So, I hereby rededicate myself to posting about photography and the Middle East, including some of my own photographs once in a while. Please keep in mind though that this will still be a "slow blog." These will be occasional posts.
In the Nafas Art Magazine there is an interesting article by Nada Shabout, Are Images Global?, about interpreting art from the Middle East. She talks about how interpretation, critical writing and curating art from the region is being done for the most part outside the region, primarily in Europe and the US. She makes the useful point that a consequence of this trend is the lack of understanding of the art's historical context and development and goes on to say:
In my own writing about photography I am very interested in and concerned with historicizing -- putting photographs in the context of the period they emerged from in order to explore how and why they look the way they do. To understand visual images we have to investigate the myriad forces that acted upon them as they were made, such as markets, intellectual trends, politics, technological changes, the photographer's working conditions, etc.

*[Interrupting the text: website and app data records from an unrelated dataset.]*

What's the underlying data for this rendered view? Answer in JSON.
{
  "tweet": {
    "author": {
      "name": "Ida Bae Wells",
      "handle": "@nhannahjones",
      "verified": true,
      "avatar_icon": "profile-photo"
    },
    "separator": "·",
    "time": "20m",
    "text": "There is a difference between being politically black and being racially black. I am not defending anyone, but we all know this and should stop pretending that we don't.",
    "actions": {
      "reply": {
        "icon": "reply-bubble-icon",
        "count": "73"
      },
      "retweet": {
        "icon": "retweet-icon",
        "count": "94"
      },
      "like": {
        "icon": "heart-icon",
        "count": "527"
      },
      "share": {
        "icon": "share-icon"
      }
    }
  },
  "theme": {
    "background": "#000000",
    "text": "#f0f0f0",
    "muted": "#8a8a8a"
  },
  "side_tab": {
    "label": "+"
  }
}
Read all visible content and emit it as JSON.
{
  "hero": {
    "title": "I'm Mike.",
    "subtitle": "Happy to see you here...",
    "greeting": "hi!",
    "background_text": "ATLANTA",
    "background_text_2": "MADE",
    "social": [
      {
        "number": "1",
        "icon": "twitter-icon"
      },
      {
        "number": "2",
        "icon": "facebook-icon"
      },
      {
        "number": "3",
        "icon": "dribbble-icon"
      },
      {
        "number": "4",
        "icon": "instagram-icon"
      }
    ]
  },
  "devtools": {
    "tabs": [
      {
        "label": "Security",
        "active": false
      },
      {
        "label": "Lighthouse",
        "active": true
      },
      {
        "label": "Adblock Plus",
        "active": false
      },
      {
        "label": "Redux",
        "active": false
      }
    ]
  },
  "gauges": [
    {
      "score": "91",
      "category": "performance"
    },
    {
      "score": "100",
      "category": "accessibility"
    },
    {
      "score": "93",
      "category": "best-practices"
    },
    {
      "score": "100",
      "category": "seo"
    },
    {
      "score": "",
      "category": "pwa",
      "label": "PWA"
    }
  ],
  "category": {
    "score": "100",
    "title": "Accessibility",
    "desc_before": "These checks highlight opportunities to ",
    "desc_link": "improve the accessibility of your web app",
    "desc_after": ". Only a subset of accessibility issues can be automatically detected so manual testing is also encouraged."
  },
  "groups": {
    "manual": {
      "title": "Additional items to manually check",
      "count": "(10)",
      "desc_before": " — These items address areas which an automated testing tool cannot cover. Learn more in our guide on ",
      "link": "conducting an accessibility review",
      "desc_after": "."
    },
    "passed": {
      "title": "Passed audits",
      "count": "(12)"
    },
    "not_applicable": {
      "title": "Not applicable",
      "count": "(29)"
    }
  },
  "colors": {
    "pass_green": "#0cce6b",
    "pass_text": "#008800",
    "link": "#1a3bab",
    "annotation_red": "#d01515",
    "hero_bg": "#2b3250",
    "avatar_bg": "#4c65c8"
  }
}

She ends her article just when it gets most interesting:
Addendum added later:
I just saw that the latest Middle East Studies Association Bulletin (Summer/Winter 2008, though it just came out) has a special section called "Art Without History," introduced by Nada Shabout and with 6 other interesting essays on the topic. It's not online, but you might find it in a university library.